Amazon officially opened its new and much-anticipated Android app store today.
Serving up a round of competition to Google's Android Market, Amazon's Appstore for Android is stocking almost 3,800 apps for starters, with more on the way. To kick off the store opening, Amazon is giving away a free copy of Angry Birds Rio and is promising to offer one paid app for free each day.
But the Amazon shop is opening amid controversy. Apple yesterday sued Amazon over the use of the term "App Store," for which Apple filed a trademark after the release of the iPhone 3G. Apple is contending that use of the term could "confuse and mislead customers." Lawyers will surely make note of the fact that Apple uses the term as the two-word phrase "App Store," while Amazon has tweaked it slightly to the one word "Appstore," perhaps in an attempt to distinguish it.
Amazon's launch of its Appstore for Android comes at a time when Google's own Android Market has been facing some challenges, notably in the area of security. Google recently was forced to pull 50 different malware-infected apps that were masquerading as legitimate programs, calling into question the processes that the company uses to allow apps in its mobile store.
Before shoppers at Amazon's Appstore can download Angry Birds or other apps onto their Android devices, they'll first need to install the retail giant's Appstore app on the device, a process explained on the Getting Started page. Once the Appstore app is installed, people can then browse and search for titles throughout the store. An Amazon acccount is also needed to download apps.
As with most app stores, Amazon has organized its titles into a wide array of categories, including games, education, news and weather, travel, shopping, and social networking. Users wil also find apps in special categories, such as bestsellers, new releases, and free apps. Each app offers full descriptions and details along with user reviews. Amazon will also recommend certain apps based on a person's interests and history.
Clicking on the "Buy App" or "Get App" button will download an app and add it to the My Apps page on the Web site or install it directly on the mobile device. People can browse, download, and buy apps either from their PCs via the full Web site or through the Appstore app on their devices.
Amazon is also offering a "test drive" feature for many apps through which people can try before they buy. The Test Drive option lets users launch an app on Amazon's cloud-based EC2 service to get a quick feel for how it works.

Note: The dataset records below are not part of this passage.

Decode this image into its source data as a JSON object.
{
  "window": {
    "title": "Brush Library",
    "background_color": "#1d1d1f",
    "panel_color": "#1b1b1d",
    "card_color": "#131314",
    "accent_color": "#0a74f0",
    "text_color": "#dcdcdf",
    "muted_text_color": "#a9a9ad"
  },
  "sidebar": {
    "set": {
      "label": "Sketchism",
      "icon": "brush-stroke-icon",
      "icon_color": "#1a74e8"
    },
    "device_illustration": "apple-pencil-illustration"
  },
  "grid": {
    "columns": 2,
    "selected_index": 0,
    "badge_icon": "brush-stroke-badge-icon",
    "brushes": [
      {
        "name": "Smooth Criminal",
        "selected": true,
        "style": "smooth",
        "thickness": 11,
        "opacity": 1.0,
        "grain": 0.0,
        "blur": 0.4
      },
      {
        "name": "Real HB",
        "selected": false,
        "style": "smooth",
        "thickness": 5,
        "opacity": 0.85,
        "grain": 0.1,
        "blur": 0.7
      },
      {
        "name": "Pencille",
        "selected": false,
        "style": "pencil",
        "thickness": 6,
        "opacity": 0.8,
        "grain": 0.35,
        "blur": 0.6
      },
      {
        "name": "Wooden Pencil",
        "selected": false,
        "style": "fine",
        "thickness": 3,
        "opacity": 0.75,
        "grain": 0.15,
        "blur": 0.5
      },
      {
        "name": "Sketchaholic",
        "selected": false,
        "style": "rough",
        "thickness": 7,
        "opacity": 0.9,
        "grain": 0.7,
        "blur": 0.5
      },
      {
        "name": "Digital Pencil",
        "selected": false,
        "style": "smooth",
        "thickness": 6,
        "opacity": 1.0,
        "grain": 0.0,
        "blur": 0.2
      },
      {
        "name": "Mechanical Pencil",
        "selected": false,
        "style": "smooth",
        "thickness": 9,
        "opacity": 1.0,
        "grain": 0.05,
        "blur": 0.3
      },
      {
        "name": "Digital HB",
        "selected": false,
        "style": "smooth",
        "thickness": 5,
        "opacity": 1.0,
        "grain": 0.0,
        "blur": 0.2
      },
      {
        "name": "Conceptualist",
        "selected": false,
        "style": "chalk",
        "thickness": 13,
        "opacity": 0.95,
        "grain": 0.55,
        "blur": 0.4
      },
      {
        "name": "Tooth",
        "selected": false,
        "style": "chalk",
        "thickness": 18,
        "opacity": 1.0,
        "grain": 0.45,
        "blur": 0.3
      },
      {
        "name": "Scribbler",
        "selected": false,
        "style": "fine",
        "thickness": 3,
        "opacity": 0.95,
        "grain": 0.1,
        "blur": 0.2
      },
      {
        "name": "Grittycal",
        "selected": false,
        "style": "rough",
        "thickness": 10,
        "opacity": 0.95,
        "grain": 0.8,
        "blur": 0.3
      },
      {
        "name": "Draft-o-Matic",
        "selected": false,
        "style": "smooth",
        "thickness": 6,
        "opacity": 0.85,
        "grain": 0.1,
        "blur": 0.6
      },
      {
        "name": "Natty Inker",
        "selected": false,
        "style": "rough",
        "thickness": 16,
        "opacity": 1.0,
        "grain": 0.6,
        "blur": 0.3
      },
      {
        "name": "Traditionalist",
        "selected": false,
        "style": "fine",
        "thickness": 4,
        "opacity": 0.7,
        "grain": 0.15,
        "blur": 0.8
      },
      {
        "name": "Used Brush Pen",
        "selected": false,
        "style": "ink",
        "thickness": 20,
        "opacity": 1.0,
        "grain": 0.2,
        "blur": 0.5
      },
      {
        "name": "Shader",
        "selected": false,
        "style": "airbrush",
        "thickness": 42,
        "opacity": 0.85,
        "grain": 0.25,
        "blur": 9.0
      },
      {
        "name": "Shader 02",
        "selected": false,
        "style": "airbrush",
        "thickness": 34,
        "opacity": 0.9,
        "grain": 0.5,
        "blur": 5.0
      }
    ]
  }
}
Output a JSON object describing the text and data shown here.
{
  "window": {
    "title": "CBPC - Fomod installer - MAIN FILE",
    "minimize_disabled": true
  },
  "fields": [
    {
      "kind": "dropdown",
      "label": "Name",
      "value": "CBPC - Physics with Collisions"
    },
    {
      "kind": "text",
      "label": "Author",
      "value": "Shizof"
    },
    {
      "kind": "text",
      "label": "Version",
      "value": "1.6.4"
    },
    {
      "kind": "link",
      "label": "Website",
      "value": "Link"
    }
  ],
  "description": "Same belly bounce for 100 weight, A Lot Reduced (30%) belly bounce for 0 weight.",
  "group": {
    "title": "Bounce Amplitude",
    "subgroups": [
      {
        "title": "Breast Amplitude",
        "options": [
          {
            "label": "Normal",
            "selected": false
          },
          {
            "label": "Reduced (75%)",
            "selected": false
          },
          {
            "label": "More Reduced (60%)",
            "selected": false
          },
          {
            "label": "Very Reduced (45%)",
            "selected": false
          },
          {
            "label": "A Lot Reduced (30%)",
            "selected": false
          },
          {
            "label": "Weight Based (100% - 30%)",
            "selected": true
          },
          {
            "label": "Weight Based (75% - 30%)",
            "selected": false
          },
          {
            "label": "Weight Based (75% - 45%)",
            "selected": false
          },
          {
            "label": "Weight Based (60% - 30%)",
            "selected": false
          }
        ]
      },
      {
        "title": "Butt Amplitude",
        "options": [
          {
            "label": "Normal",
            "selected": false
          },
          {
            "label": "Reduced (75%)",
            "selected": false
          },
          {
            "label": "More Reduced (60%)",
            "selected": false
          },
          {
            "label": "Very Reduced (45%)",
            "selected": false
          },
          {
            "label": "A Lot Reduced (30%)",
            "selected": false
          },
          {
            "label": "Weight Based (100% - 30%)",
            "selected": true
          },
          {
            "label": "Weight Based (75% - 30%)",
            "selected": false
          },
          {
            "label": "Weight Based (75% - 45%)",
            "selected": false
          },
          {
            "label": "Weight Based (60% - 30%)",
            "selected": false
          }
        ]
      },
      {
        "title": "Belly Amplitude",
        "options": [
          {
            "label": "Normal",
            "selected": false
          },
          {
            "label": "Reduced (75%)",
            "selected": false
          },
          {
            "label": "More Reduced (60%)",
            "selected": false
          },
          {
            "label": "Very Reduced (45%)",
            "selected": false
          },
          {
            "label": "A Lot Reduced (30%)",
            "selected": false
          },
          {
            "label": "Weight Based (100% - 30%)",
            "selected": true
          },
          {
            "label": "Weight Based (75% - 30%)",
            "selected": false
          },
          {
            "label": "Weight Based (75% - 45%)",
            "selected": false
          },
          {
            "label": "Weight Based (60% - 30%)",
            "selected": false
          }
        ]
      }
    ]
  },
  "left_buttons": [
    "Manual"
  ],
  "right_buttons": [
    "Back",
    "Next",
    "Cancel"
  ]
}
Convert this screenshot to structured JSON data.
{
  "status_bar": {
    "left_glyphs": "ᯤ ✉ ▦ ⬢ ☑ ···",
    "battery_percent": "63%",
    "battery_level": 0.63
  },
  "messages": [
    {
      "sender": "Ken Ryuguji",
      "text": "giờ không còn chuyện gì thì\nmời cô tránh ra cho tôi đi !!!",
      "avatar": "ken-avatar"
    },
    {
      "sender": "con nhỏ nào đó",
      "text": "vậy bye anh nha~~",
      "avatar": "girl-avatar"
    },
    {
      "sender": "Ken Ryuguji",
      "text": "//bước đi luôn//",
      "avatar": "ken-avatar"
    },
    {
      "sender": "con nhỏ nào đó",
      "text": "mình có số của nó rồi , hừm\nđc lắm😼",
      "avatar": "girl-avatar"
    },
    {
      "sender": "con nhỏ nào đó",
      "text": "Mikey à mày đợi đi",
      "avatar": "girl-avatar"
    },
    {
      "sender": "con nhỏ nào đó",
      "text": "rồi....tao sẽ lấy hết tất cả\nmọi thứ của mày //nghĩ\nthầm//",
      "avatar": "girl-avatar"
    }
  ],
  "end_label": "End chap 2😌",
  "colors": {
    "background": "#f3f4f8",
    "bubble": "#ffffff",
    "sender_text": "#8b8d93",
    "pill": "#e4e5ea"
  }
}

The Appstore for Android is generally compatible with any device running Android 1.6 or higher, according to Amazon. But there seems to be an issue with Android devices from AT&T. Amazon says that AT&T smartphone and tablet users can't currently install the Amazon Appstore app or buy apps from the store. The company says that AT&T is working on the issue and suggests that users visit the AT&T Web site to be notified when they can use the store.